Omar had her first bill passed as part of a coronavirus relief package. While laudable, all of her other proposed bills have failed to go anywhere. That doesn’t work for us.

Rep. Omar has ignored much of her district, with numerous mayors and City Council members reporting they haven’t seen or heard from her since she took office. Meanwhile, she spent numerous weekends fundraising for her campaign in other states. And, she’s been to Africa three times, with one trip lasting over a week. That doesn’t work for us.

Omar refuses to talk to local media or host regular, open public meetings that any of her constituents can attend. That doesn’t work for us.

Omar has repeatedly made divisive statements that have been hurtful to members of our Jewish community. She creates distraction and drama, not results. That doesn’t work for us.

Rep. Omar believes that sanctions are economic warfare and is a vocal advocate for abolishing them, particularly for Iran. Yet she supports sanctions on Israel. She has repeatedly refused to explain this inconsistency. That doesn’t work for us.

Omar failed to condemn Armenian genocide when the overwhelming majority of Congress, both Democrats and Republicans, voted to hold Turkey accountable for its atrocities. That doesn’t work for us.

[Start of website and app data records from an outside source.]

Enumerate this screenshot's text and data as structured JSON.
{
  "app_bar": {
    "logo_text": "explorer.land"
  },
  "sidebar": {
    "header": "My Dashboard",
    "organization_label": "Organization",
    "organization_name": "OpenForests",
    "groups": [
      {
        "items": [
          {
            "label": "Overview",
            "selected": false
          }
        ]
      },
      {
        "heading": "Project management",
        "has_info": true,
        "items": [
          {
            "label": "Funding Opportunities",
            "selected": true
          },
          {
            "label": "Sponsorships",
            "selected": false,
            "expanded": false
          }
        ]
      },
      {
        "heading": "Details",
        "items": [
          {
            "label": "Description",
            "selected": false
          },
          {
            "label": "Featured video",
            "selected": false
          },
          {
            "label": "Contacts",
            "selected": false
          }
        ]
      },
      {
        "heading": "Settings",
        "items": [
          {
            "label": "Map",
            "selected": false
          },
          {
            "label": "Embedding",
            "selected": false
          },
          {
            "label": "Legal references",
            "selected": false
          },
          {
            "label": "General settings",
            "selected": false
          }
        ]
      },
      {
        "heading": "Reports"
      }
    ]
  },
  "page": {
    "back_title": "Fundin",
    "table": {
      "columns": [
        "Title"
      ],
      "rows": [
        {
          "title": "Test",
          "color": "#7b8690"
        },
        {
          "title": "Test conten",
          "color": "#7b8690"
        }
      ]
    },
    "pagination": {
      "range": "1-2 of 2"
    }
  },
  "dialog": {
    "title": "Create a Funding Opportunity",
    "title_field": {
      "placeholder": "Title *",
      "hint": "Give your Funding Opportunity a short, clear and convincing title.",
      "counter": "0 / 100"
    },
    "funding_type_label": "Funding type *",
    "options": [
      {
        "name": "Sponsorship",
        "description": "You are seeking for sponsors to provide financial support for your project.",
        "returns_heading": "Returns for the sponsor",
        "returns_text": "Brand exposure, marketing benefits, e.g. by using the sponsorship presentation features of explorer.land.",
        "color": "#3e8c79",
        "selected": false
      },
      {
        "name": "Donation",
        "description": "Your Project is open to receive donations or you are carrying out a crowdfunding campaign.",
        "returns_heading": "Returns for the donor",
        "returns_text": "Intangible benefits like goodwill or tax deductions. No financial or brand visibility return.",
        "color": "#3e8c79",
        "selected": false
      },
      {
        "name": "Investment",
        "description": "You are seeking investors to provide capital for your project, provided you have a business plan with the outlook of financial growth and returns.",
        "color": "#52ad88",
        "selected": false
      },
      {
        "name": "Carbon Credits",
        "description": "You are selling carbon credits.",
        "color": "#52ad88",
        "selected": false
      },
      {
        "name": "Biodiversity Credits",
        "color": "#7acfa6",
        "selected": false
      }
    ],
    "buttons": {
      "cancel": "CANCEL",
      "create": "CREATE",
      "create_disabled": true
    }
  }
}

Omar joined Rep. Rashida Tlaib, D-Mich., in publicly insulting our party’s first female presidential nominee when she booed Hillary Clinton at an event in Iowa in January. That doesn’t work for us.

Omar voted against every other Minnesota Democrat on key trade bills that expand protections for workers and the environment because she says she only votes for perfect bills. That doesn’t work for us.

Omar announced on Instagram during President Donald Trump’s first prime time coronavirus address to the nation that she married her chief fundraiser, Tim Mynett, despite having repeatedly denied any romantic relationship. At the same time, Omar’s payments to Mynett’s firm, E Street Group, grew to more than $586,000 by the end of last year as questions over their personal relationship grew in frequency and legitimacy.

Omar was asked by WCCO-TV’s Esme Murphy in August 2019, whether she was dating Mr. Mynett. She said no. However, Mynett’s then-wife filed for divorce that same month, with Omar filing in October.

While Rep. Omar has the right to be married to whomever she chooses, she thinks voters don’t have the right to know when her relationship with Mynett began or why her spending with his firm has significantly increased. That doesn’t work for us.

Rep. Omar’s campaign has raised more than $2 million dollars, but less than $100,000 of her itemized contributions come from people in her district. That means more than 95% of her financial support comes from somewhere else.

Omar failed to find time to even visit all of her district, yet she found time to write an autobiography and travel around the country for Sen. Bernie Sanders’ presidential campaign. She appears to be more focused on her own celebrity than on serving the district. That doesn’t work for us.

Omar complained that Sanders would have won our presidential primary if we still had the caucus system, arguing that fewer Minnesota voters would have been better for Bernie. Wanting fewer people to participate and be counted instead of more — that doesn’t work for us.

I want to work for the people of the Fifth District. That’s why I’m challenging Omar in the DFL primary in August. Because I want to work for us.

I will not miss votes. I will build productive relationships across our district. I will always vote in the interest and values of our district. I will not get into Twitter fights with President Trump or trade in tropes that are offensive and hurtful. When I’m not in D.C. I will be home in our district, working with people, making sure their voices are heard and critical issues are being addressed by proposing meaningful legislation that raises people up.

I will be the representative who works for us. I will be focused on the Fifth.

I call on Rep. Omar to commit to a series of public debates to defend her poor representation and lack of transparency and accountability to the people of our district and the residents of Minnesota. The voters deserve answers. They deserve to know they have a choice.

Antone Melton-Meaux, of Minneapolis, is an attorney and mediator, and a candidate for the DFL nomination for Congress in the Fifth District.